Grading and Method of Evaluation:

Letter grade only. Final exam.

Criminal Procedure: Investigations

This course explores the investigative phase of a criminal proceeding focusing on the Fourth, Fifth and Sixth Amendment rights of criminal suspects. Topics covered include arrest, search and seizure, electronic surveillance, interrogations and confessions, line-ups and other pre-trial identification procedures, right to counsel, doctrines governing application of constitutionally based exclusionary rules (standing, retroactivity, harmless error and the "fruit of the poisonous tree" doctrine) and motions to suppress evidence.

Grading and Method of Evaluation:

Letter grade with pass/fail option. Final exam. Enrollment Note: This course and Criminal Procedure: Adjudication may be taken in any order. One is not a prerequisite for the other.

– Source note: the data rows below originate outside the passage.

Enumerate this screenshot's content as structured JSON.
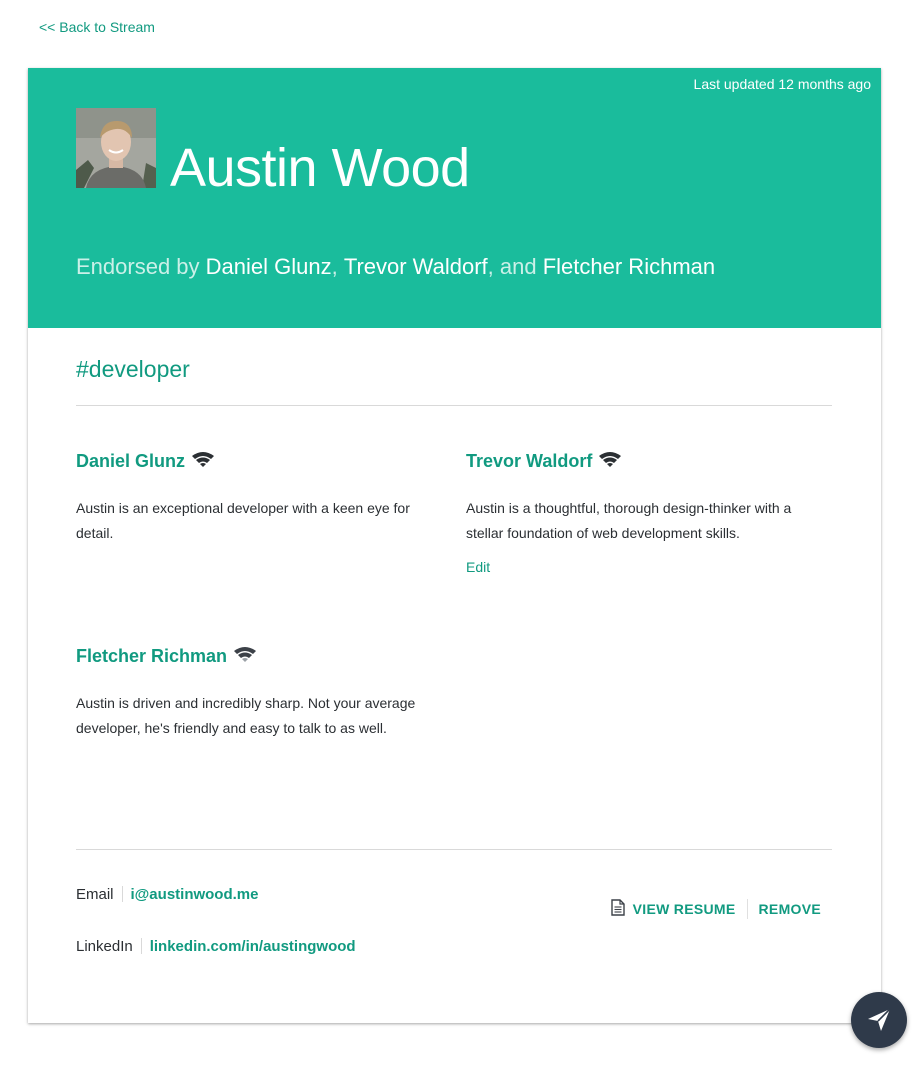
{
  "nav": {
    "back_label": "<< Back to Stream"
  },
  "profile": {
    "last_updated": "Last updated 12 months ago",
    "name": "Austin Wood",
    "endorsed_prefix": "Endorsed by ",
    "endorsers": [
      "Daniel Glunz",
      "Trevor Waldorf",
      "Fletcher Richman"
    ],
    "sep_comma": ", ",
    "sep_and": ", and "
  },
  "tag": "#developer",
  "endorsements": [
    {
      "name": "Daniel Glunz",
      "text": "Austin is an exceptional developer with a keen eye for detail.",
      "icon": "wifi-icon"
    },
    {
      "name": "Trevor Waldorf",
      "text": "Austin is a thoughtful, thorough design-thinker with a stellar foundation of web development skills.",
      "edit_label": "Edit",
      "icon": "wifi-icon"
    },
    {
      "name": "Fletcher Richman",
      "text": "Austin is driven and incredibly sharp. Not your average developer, he's friendly and easy to talk to as well.",
      "icon": "wifi-icon"
    }
  ],
  "contact": {
    "email_label": "Email",
    "email": "i@austinwood.me",
    "linkedin_label": "LinkedIn",
    "linkedin": "linkedin.com/in/austingwood"
  },
  "actions": {
    "view_resume": "VIEW RESUME",
    "remove": "REMOVE",
    "resume_icon": "document-icon"
  },
  "fab": {
    "icon": "send-icon"
  },
  "colors": {
    "accent": "#1abc9c",
    "link": "#119a80",
    "fab": "#2f3a4a"
  }
}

This course presents a comprehensive overview of evidence law, including relevancy and admissibility of evidence, competency, examination and impeachment of witnesses, privileges, presumptions and burdens of proof. Class discussion will be based on the Federal Rules of Evidence, cases and problems.

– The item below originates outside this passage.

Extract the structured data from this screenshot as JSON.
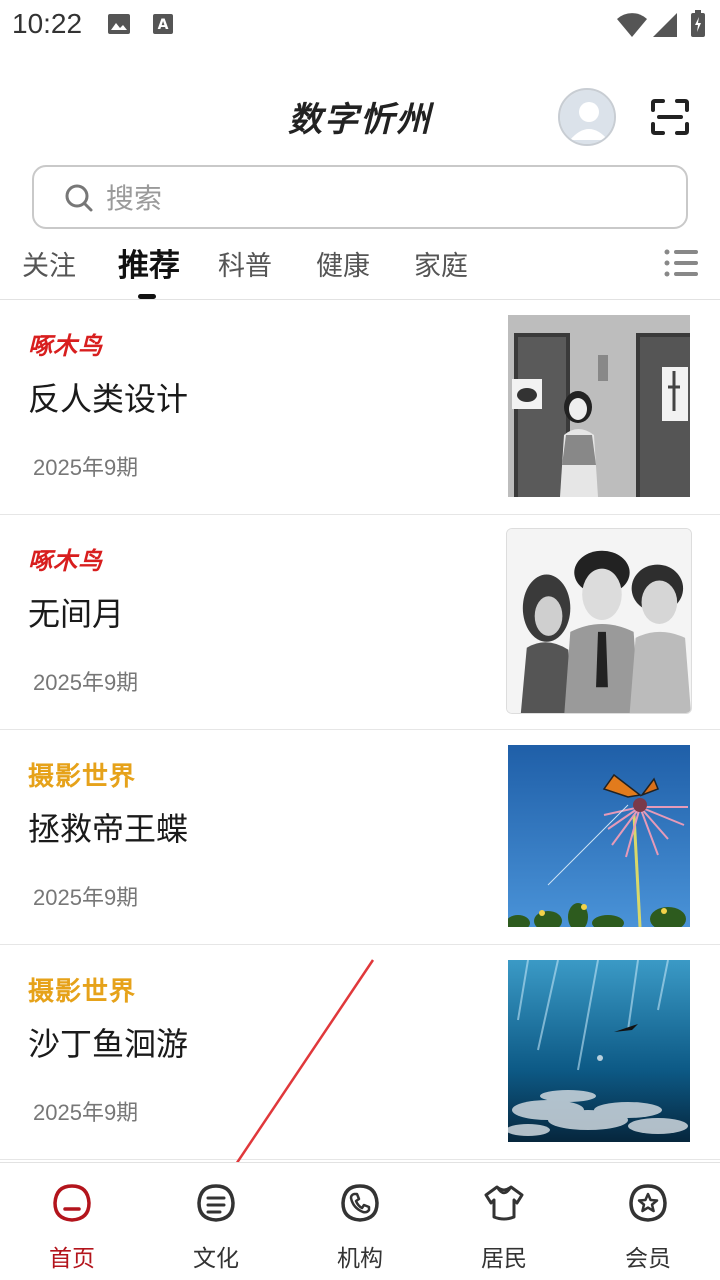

Grading and Method of Evaluation:

Letter grade with pass/fail option. Final exam.

Race, Gender, and Crime Seminar

This seminar will explore issues relating to race, gender, sexuality, and crime. How does the historical context of race and gender relations in this country impact what we criminalize, or how we enforce the law? Can thinking about race and crime help us think about gender and crime, and sexuality and crime? Are these even appropriate considerations in a "post-racial" and "sex-equal" society? To answer these and other questions, this seminar will examine various criminal law and criminal procedure issues - from racial profiling to prosecutorial discretion, from domestic violence to rape, from hate crimes to gay and trans "panic" defenses, from mass incarceration to capital punishment as well as race-based and gender-based critiques of these issues. The goal of the seminar is two-fold. One, to provide students a deeper understanding of criminal law and criminal procedure issues, putting such issues in historical context. Two, to provide students an opportunity to challenge - critically and collegially - ingrained and sometimes invalid assumptions about race, gender, sexuality, and crime.

Grading and Method of Evaluation:

Letter grade with pass/fail option. Students will be graded on class participation, presentations, and response papers. Students seeking to fulfill the Upperclass Writing Requirement may also write a paper.